James Runcorn

Psalm 1

Aunt Marilyn gave us a Hibiscus plant, once. We sat it outside forgetting about the plant but speaking often about the generosity of the gift. I knew nothing of this transplant. I knew I enjoyed its beautiful spring colored blossoms, receiving their color as a sort of spring to my imagination. Oh, the color! Daily, these flowers would sprout to greet me, wilt in the evening, and fall asleep to the anticipation of new creation to come at dawn. A daily constant bloom.

It was wonderful for a week.

If thumbs can be gauged by metaphorical color, mine are a sort of dark brown. The type of color that is seen in compost. The type of color that is the product of death. That is, my thumbs kill things. Anyways, these thumbs didn’t touch that Hibiscus plant for days and thereby the Hibiscus plant took the shade of compost.

Truthfully, I appreciated the gift too much to let my ignorance ruin a good thing, so I learned the plant, rooting myself in the study of its roots. I learned its home and the habitat in which it flourishes. I learned soil and fertilizer and the daily conversation of water. I cut away the waste and placed it in the sun. Every day I came to greet the Hibiscus plant with a fresh drink of life. Together, we grew green.

The first Psalm is a preview of what is to come. The form of its praise will be repeated throughout the next 150 Psalms. The first one gives us a type of model for the spiritual journey. Advice for the contemplative. A foundation for the believer. If the scope of divine wisdom could be grasped by human beings and articulated in a succinct expression, it would be this Psalm.

Blessed are those who are planted in the word of God like the Hibiscus, receiving daily water, bearing much fruit, growing green with bursts of new life.

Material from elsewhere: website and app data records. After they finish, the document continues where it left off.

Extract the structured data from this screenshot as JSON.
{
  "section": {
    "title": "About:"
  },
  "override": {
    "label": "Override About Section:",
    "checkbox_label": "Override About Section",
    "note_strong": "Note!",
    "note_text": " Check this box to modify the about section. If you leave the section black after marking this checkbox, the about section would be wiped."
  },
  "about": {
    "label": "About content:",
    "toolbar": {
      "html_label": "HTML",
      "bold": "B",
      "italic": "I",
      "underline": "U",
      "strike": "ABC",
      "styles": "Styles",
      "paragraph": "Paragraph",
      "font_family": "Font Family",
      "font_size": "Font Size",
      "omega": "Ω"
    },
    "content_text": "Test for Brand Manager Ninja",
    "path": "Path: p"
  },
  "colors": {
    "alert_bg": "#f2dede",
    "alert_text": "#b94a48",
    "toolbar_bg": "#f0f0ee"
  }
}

Blessed are you who are planted in living water.

Of course, this passage is not the last we hear of this wisdom. The Psalmist will go on to praise the God of creation whose attributes and character can be learned by the earth. Its beauty and growth speak of the creative, loyal love of God for the world.

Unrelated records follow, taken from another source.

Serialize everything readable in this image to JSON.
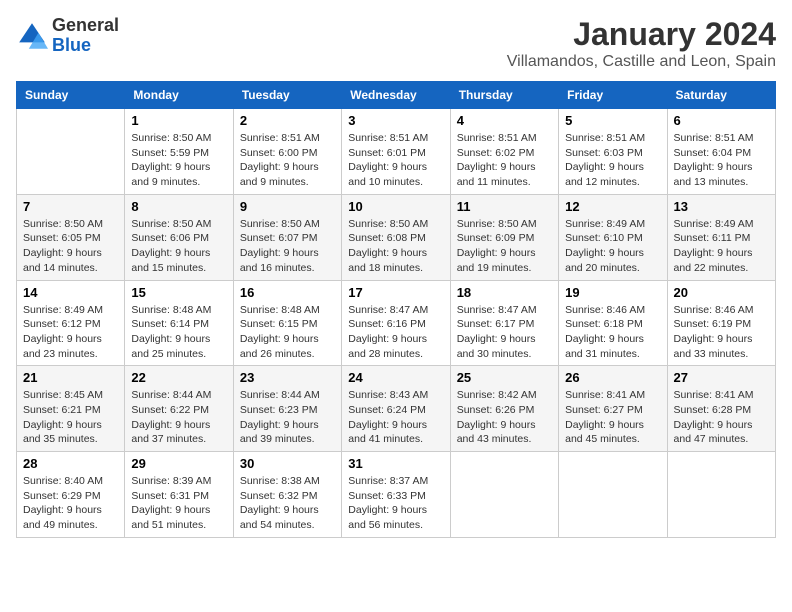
{
  "header": {
    "logo": {
      "general": "General",
      "blue": "Blue"
    },
    "title": "January 2024",
    "location": "Villamandos, Castille and Leon, Spain"
  },
  "days_of_week": [
    "Sunday",
    "Monday",
    "Tuesday",
    "Wednesday",
    "Thursday",
    "Friday",
    "Saturday"
  ],
  "weeks": [
    [
      {
        "day": "",
        "sunrise": "",
        "sunset": "",
        "daylight": ""
      },
      {
        "day": "1",
        "sunrise": "Sunrise: 8:50 AM",
        "sunset": "Sunset: 5:59 PM",
        "daylight": "Daylight: 9 hours and 9 minutes."
      },
      {
        "day": "2",
        "sunrise": "Sunrise: 8:51 AM",
        "sunset": "Sunset: 6:00 PM",
        "daylight": "Daylight: 9 hours and 9 minutes."
      },
      {
        "day": "3",
        "sunrise": "Sunrise: 8:51 AM",
        "sunset": "Sunset: 6:01 PM",
        "daylight": "Daylight: 9 hours and 10 minutes."
      },
      {
        "day": "4",
        "sunrise": "Sunrise: 8:51 AM",
        "sunset": "Sunset: 6:02 PM",
        "daylight": "Daylight: 9 hours and 11 minutes."
      },
      {
        "day": "5",
        "sunrise": "Sunrise: 8:51 AM",
        "sunset": "Sunset: 6:03 PM",
        "daylight": "Daylight: 9 hours and 12 minutes."
      },
      {
        "day": "6",
        "sunrise": "Sunrise: 8:51 AM",
        "sunset": "Sunset: 6:04 PM",
        "daylight": "Daylight: 9 hours and 13 minutes."
      }
    ],
    [
      {
        "day": "7",
        "sunrise": "Sunrise: 8:50 AM",
        "sunset": "Sunset: 6:05 PM",
        "daylight": "Daylight: 9 hours and 14 minutes."
      },
      {
        "day": "8",
        "sunrise": "Sunrise: 8:50 AM",
        "sunset": "Sunset: 6:06 PM",
        "daylight": "Daylight: 9 hours and 15 minutes."
      },
      {
        "day": "9",
        "sunrise": "Sunrise: 8:50 AM",
        "sunset": "Sunset: 6:07 PM",
        "daylight": "Daylight: 9 hours and 16 minutes."
      },
      {
        "day": "10",
        "sunrise": "Sunrise: 8:50 AM",
        "sunset": "Sunset: 6:08 PM",
        "daylight": "Daylight: 9 hours and 18 minutes."
      },
      {
        "day": "11",
        "sunrise": "Sunrise: 8:50 AM",
        "sunset": "Sunset: 6:09 PM",
        "daylight": "Daylight: 9 hours and 19 minutes."
      },
      {
        "day": "12",
        "sunrise": "Sunrise: 8:49 AM",
        "sunset": "Sunset: 6:10 PM",
        "daylight": "Daylight: 9 hours and 20 minutes."
      },
      {
        "day": "13",
        "sunrise": "Sunrise: 8:49 AM",
        "sunset": "Sunset: 6:11 PM",
        "daylight": "Daylight: 9 hours and 22 minutes."
      }
    ],
    [
      {
        "day": "14",
        "sunrise": "Sunrise: 8:49 AM",
        "sunset": "Sunset: 6:12 PM",
        "daylight": "Daylight: 9 hours and 23 minutes."
      },
      {
        "day": "15",
        "sunrise": "Sunrise: 8:48 AM",
        "sunset": "Sunset: 6:14 PM",
        "daylight": "Daylight: 9 hours and 25 minutes."
      },
      {
        "day": "16",
        "sunrise": "Sunrise: 8:48 AM",
        "sunset": "Sunset: 6:15 PM",
        "daylight": "Daylight: 9 hours and 26 minutes."
      },
      {
        "day": "17",
        "sunrise": "Sunrise: 8:47 AM",
        "sunset": "Sunset: 6:16 PM",
        "daylight": "Daylight: 9 hours and 28 minutes."
      },
      {
        "day": "18",
        "sunrise": "Sunrise: 8:47 AM",
        "sunset": "Sunset: 6:17 PM",
        "daylight": "Daylight: 9 hours and 30 minutes."
      },
      {
        "day": "19",
        "sunrise": "Sunrise: 8:46 AM",
        "sunset": "Sunset: 6:18 PM",
        "daylight": "Daylight: 9 hours and 31 minutes."
      },
      {
        "day": "20",
        "sunrise": "Sunrise: 8:46 AM",
        "sunset": "Sunset: 6:19 PM",
        "daylight": "Daylight: 9 hours and 33 minutes."
      }
    ],
    [
      {
        "day": "21",
        "sunrise": "Sunrise: 8:45 AM",
        "sunset": "Sunset: 6:21 PM",
        "daylight": "Daylight: 9 hours and 35 minutes."
      },
      {
        "day": "22",
        "sunrise": "Sunrise: 8:44 AM",
        "sunset": "Sunset: 6:22 PM",
        "daylight": "Daylight: 9 hours and 37 minutes."
      },
      {
        "day": "23",
        "sunrise": "Sunrise: 8:44 AM",
        "sunset": "Sunset: 6:23 PM",
        "daylight": "Daylight: 9 hours and 39 minutes."
      },
      {
        "day": "24",
        "sunrise": "Sunrise: 8:43 AM",
        "sunset": "Sunset: 6:24 PM",
        "daylight": "Daylight: 9 hours and 41 minutes."
      },
      {
        "day": "25",
        "sunrise": "Sunrise: 8:42 AM",
        "sunset": "Sunset: 6:26 PM",
        "daylight": "Daylight: 9 hours and 43 minutes."
      },
      {
        "day": "26",
        "sunrise": "Sunrise: 8:41 AM",
        "sunset": "Sunset: 6:27 PM",
        "daylight": "Daylight: 9 hours and 45 minutes."
      },
      {
        "day": "27",
        "sunrise": "Sunrise: 8:41 AM",
        "sunset": "Sunset: 6:28 PM",
        "daylight": "Daylight: 9 hours and 47 minutes."
      }
    ],
    [
      {
        "day": "28",
        "sunrise": "Sunrise: 8:40 AM",
        "sunset": "Sunset: 6:29 PM",
        "daylight": "Daylight: 9 hours and 49 minutes."
      },
      {
        "day": "29",
        "sunrise": "Sunrise: 8:39 AM",
        "sunset": "Sunset: 6:31 PM",
        "daylight": "Daylight: 9 hours and 51 minutes."
      },
      {
        "day": "30",
        "sunrise": "Sunrise: 8:38 AM",
        "sunset": "Sunset: 6:32 PM",
        "daylight": "Daylight: 9 hours and 54 minutes."
      },
      {
        "day": "31",
        "sunrise": "Sunrise: 8:37 AM",
        "sunset": "Sunset: 6:33 PM",
        "daylight": "Daylight: 9 hours and 56 minutes."
      },
      {
        "day": "",
        "sunrise": "",
        "sunset": "",
        "daylight": ""
      },
      {
        "day": "",
        "sunrise": "",
        "sunset": "",
        "daylight": ""
      },
      {
        "day": "",
        "sunrise": "",
        "sunset": "",
        "daylight": ""
      }
    ]
  ]
}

Even later, Jesus will echo the same reframe: blessed are you …

I can believe that Jesus was so intimately formed by his knowledge of scripture and the language of the Psalms that his poetic speech served the purpose of saying something like, “Blessed are you that are planted in me. I am the living water. If you drink of me, you will never be thirsty again.”

The earth is our home, but not our way. To live in its land without roots saturated in the waters of Christ is a treacherous path that leads to death and destruction. We will lose our life and gain the color of rot. Be careful not to forget your home and to learn the contents of its nurture. To be planted in Son of Man is to learn both our home and our way. It is to learn the Gospel of Life and the flourishing of Godly production, bearing the image of God daily. Rising to greet the world with fresh new color. Oh, the color of those who are planted in Christ!

Lead Pastor, New Beginnings Church

About the Contributor

Jake Edwards